- **Task details**
When the string "Alles" appears in a line of the records, show the whole line.

Data about app and page elements:

------------------------------------------------------------------------

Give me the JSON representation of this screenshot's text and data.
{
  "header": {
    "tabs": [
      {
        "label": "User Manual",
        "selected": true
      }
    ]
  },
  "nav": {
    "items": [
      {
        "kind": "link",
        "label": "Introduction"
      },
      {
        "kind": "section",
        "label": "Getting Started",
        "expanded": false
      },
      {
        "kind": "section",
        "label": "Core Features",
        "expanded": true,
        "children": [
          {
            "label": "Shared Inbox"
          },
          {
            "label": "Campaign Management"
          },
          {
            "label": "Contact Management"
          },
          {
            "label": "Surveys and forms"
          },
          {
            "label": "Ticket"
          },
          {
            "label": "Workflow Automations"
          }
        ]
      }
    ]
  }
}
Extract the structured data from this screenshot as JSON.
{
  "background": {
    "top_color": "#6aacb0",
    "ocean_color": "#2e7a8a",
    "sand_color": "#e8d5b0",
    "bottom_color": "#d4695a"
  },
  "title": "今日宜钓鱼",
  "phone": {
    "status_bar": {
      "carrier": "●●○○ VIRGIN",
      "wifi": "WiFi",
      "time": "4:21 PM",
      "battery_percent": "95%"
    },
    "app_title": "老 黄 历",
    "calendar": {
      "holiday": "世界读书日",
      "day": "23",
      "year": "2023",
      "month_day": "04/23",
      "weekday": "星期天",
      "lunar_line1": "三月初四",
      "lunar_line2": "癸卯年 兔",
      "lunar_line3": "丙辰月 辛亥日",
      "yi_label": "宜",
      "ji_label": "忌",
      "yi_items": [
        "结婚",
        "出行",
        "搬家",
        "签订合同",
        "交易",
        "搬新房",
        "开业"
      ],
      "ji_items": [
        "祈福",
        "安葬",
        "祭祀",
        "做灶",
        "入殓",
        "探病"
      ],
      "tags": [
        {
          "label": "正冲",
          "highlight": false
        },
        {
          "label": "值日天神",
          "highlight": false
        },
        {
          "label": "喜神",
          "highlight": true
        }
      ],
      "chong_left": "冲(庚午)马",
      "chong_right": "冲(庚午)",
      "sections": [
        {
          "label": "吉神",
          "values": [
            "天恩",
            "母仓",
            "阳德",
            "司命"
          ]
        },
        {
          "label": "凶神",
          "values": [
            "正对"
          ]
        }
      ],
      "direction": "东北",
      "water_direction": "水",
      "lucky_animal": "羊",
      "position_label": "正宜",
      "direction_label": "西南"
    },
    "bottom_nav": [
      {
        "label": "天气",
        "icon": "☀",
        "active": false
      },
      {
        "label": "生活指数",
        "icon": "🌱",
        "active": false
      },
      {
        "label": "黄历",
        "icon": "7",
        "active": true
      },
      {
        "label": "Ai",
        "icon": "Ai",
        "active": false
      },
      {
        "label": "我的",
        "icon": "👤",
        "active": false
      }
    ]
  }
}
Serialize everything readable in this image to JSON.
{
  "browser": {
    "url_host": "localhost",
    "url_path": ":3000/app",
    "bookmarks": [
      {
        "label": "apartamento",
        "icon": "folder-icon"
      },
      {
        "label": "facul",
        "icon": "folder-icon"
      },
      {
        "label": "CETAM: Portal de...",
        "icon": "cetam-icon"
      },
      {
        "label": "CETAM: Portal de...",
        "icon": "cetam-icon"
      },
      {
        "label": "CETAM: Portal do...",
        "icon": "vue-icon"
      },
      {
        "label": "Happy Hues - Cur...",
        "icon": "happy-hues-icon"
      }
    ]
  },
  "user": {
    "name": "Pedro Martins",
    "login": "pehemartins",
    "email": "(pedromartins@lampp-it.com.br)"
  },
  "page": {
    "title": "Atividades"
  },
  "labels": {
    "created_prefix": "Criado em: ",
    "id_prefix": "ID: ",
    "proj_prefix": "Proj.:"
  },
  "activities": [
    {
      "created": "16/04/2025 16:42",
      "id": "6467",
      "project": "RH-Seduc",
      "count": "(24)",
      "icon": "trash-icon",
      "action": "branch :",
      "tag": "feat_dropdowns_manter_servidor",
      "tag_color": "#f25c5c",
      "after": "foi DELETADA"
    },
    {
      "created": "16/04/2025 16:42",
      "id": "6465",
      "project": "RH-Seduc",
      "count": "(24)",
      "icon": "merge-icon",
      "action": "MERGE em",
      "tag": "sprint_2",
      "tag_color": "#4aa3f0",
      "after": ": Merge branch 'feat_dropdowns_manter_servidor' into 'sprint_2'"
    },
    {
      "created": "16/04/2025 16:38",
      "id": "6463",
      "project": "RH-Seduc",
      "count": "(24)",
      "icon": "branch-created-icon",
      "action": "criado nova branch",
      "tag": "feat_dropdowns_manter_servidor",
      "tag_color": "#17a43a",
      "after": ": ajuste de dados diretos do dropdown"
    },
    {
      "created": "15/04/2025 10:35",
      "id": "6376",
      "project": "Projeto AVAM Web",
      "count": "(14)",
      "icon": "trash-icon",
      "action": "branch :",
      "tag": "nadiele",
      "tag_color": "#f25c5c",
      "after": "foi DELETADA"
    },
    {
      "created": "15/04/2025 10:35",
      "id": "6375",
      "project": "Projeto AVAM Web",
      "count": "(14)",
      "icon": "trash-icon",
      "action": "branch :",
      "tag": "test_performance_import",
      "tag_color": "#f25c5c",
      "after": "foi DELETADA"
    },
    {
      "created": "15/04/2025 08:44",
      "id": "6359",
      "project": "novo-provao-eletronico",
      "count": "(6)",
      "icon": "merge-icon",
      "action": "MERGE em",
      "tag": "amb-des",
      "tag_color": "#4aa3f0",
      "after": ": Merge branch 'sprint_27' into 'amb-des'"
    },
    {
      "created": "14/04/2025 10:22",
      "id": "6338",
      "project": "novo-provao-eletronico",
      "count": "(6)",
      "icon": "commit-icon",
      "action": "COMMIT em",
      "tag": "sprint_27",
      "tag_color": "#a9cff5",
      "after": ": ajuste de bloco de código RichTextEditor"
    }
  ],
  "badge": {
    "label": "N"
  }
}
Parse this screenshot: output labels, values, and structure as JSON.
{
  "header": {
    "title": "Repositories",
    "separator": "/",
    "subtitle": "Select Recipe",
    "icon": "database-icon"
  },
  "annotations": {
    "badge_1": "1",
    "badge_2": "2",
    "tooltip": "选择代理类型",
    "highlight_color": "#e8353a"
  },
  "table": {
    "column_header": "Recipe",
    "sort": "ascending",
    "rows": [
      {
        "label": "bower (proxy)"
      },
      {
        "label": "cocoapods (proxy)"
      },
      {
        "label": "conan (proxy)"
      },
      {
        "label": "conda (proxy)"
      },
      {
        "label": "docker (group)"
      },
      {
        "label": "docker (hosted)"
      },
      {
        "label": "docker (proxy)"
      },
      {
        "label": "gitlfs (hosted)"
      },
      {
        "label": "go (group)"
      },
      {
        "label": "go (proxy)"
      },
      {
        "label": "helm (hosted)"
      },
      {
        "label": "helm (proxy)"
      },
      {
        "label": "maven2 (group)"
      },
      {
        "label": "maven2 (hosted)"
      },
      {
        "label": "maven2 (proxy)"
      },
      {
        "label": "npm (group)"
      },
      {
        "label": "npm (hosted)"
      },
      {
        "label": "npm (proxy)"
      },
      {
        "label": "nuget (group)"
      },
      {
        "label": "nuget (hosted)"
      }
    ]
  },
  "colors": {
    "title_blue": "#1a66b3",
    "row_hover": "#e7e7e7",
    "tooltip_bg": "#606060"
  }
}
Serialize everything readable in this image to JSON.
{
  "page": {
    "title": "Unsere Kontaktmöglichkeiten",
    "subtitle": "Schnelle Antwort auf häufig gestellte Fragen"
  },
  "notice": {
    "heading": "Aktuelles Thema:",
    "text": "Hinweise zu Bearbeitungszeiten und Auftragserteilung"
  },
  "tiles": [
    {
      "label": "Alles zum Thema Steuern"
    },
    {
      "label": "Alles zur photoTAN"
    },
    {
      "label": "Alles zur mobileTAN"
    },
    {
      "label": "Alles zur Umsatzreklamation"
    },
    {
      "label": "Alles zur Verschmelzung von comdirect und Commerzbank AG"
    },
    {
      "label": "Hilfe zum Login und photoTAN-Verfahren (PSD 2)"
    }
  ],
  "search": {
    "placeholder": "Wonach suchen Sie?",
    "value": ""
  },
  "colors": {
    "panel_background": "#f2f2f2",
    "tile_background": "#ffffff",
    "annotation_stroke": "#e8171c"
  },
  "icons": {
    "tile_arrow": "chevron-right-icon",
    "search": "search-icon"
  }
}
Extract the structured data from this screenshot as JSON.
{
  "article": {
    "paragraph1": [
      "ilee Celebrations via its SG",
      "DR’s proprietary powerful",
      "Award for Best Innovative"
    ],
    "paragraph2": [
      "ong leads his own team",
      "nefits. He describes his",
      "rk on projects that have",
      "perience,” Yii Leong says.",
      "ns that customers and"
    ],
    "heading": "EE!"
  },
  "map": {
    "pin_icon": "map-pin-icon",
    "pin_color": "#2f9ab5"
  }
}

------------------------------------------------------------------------

- **Answer below**
      "label": "Alles zum Thema Steuern"
      "label": "Alles zur photoTAN"
      "label": "Alles zur mobileTAN"
      "label": "Alles zur Umsatzreklamation"
      "label": "Alles zur Verschmelzung von comdirect und Commerzbank AG"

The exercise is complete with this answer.